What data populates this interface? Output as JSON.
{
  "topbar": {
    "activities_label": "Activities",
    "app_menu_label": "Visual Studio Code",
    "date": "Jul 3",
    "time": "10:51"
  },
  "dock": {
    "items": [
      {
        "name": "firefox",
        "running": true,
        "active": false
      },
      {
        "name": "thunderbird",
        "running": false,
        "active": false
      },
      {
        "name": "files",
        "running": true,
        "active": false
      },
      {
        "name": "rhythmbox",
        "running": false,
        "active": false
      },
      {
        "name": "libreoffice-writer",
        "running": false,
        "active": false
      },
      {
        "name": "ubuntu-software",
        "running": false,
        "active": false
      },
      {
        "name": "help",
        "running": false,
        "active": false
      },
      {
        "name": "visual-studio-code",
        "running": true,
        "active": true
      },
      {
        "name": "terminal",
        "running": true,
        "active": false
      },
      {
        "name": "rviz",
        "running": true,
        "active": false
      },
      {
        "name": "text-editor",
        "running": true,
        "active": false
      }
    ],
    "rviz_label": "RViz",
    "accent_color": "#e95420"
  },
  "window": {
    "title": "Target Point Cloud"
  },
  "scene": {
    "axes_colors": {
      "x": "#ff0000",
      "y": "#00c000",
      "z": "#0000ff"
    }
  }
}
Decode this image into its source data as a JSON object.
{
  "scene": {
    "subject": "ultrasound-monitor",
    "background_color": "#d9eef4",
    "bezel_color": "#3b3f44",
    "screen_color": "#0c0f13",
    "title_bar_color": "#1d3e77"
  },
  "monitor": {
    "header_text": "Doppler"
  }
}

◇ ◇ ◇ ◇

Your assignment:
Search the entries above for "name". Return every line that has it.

Solution for this exercise:
        "name": "firefox",
        "name": "thunderbird",
        "name": "files",
        "name": "rhythmbox",
        "name": "libreoffice-writer",
        "name": "ubuntu-software",
        "name": "help",
        "name": "visual-studio-code",
        "name": "terminal",
        "name": "rviz",
        "name": "text-editor",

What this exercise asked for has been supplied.